Leave the pictures aside and give back every entry below word for word.

Data extracts
▼▼▼
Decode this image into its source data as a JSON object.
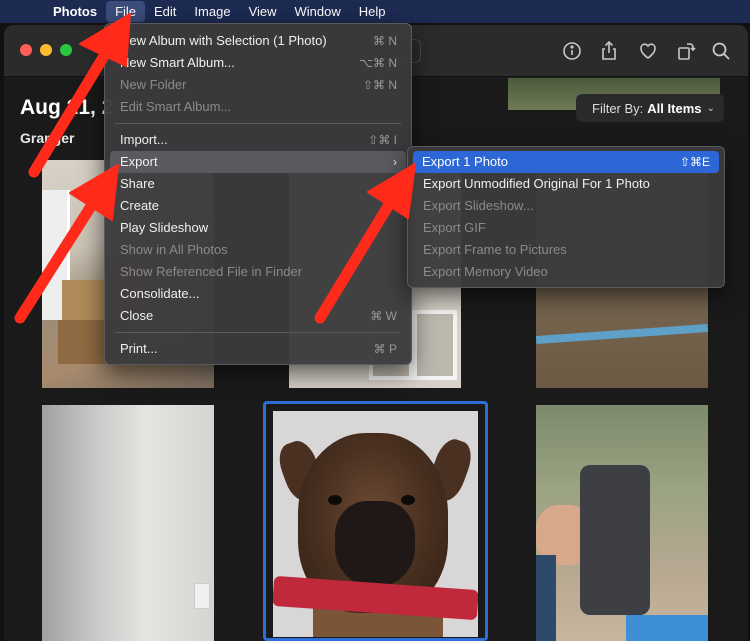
{
  "menubar": {
    "app_name": "Photos",
    "items": [
      "File",
      "Edit",
      "Image",
      "View",
      "Window",
      "Help"
    ]
  },
  "library": {
    "date_title": "Aug 21, 2",
    "location": "Granger",
    "filter_label": "Filter By:",
    "filter_value": "All Items"
  },
  "file_menu": {
    "items": [
      {
        "label": "New Album with Selection (1 Photo)",
        "shortcut": "⌘ N",
        "enabled": true
      },
      {
        "label": "New Smart Album...",
        "shortcut": "⌥⌘ N",
        "enabled": true
      },
      {
        "label": "New Folder",
        "shortcut": "⇧⌘ N",
        "enabled": false
      },
      {
        "label": "Edit Smart Album...",
        "shortcut": "",
        "enabled": false
      },
      {
        "label": "Import...",
        "shortcut": "⇧⌘ I",
        "enabled": true
      },
      {
        "label": "Export",
        "shortcut": "",
        "enabled": true
      },
      {
        "label": "Share",
        "shortcut": "",
        "enabled": true
      },
      {
        "label": "Create",
        "shortcut": "",
        "enabled": true
      },
      {
        "label": "Play Slideshow",
        "shortcut": "",
        "enabled": true
      },
      {
        "label": "Show in All Photos",
        "shortcut": "",
        "enabled": false
      },
      {
        "label": "Show Referenced File in Finder",
        "shortcut": "",
        "enabled": false
      },
      {
        "label": "Consolidate...",
        "shortcut": "",
        "enabled": true
      },
      {
        "label": "Close",
        "shortcut": "⌘ W",
        "enabled": true
      },
      {
        "label": "Print...",
        "shortcut": "⌘ P",
        "enabled": true
      }
    ],
    "submenu_chevron": "›"
  },
  "export_menu": {
    "items": [
      {
        "label": "Export 1 Photo",
        "shortcut": "⇧⌘E",
        "enabled": true
      },
      {
        "label": "Export Unmodified Original For 1 Photo",
        "shortcut": "",
        "enabled": true
      },
      {
        "label": "Export Slideshow...",
        "shortcut": "",
        "enabled": false
      },
      {
        "label": "Export GIF",
        "shortcut": "",
        "enabled": false
      },
      {
        "label": "Export Frame to Pictures",
        "shortcut": "",
        "enabled": false
      },
      {
        "label": "Export Memory Video",
        "shortcut": "",
        "enabled": false
      }
    ]
  },
  "toolbar_icons": [
    "info-icon",
    "share-icon",
    "heart-icon",
    "rotate-icon",
    "search-icon"
  ],
  "colors": {
    "menubar_bg": "#1d2a52",
    "highlight_blue": "#2d67d6",
    "annotation_red": "#ff2a1a",
    "selection_border": "#2d6fd8"
  }
}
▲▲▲
Exercise output
Decode this image into its source data as a JSON object.
{
  "menubar": {
    "app_name": "Photos",
    "items": [
      "File",
      "Edit",
      "Image",
      "View",
      "Window",
      "Help"
    ]
  },
  "library": {
    "date_title": "Aug 21, 2",
    "location": "Granger",
    "filter_label": "Filter By:",
    "filter_value": "All Items"
  },
  "file_menu": {
    "items": [
      {
        "label": "New Album with Selection (1 Photo)",
        "shortcut": "⌘ N",
        "enabled": true
      },
      {
        "label": "New Smart Album...",
        "shortcut": "⌥⌘ N",
        "enabled": true
      },
      {
        "label": "New Folder",
        "shortcut": "⇧⌘ N",
        "enabled": false
      },
      {
        "label": "Edit Smart Album...",
        "shortcut": "",
        "enabled": false
      },
      {
        "label": "Import...",
        "shortcut": "⇧⌘ I",
        "enabled": true
      },
      {
        "label": "Export",
        "shortcut": "",
        "enabled": true
      },
      {
        "label": "Share",
        "shortcut": "",
        "enabled": true
      },
      {
        "label": "Create",
        "shortcut": "",
        "enabled": true
      },
      {
        "label": "Play Slideshow",
        "shortcut": "",
        "enabled": true
      },
      {
        "label": "Show in All Photos",
        "shortcut": "",
        "enabled": false
      },
      {
        "label": "Show Referenced File in Finder",
        "shortcut": "",
        "enabled": false
      },
      {
        "label": "Consolidate...",
        "shortcut": "",
        "enabled": true
      },
      {
        "label": "Close",
        "shortcut": "⌘ W",
        "enabled": true
      },
      {
        "label": "Print...",
        "shortcut": "⌘ P",
        "enabled": true
      }
    ],
    "submenu_chevron": "›"
  },
  "export_menu": {
    "items": [
      {
        "label": "Export 1 Photo",
        "shortcut": "⇧⌘E",
        "enabled": true
      },
      {
        "label": "Export Unmodified Original For 1 Photo",
        "shortcut": "",
        "enabled": true
      },
      {
        "label": "Export Slideshow...",
        "shortcut": "",
        "enabled": false
      },
      {
        "label": "Export GIF",
        "shortcut": "",
        "enabled": false
      },
      {
        "label": "Export Frame to Pictures",
        "shortcut": "",
        "enabled": false
      },
      {
        "label": "Export Memory Video",
        "shortcut": "",
        "enabled": false
      }
    ]
  },
  "toolbar_icons": [
    "info-icon",
    "share-icon",
    "heart-icon",
    "rotate-icon",
    "search-icon"
  ],
  "colors": {
    "menubar_bg": "#1d2a52",
    "highlight_blue": "#2d67d6",
    "annotation_red": "#ff2a1a",
    "selection_border": "#2d6fd8"
  }
}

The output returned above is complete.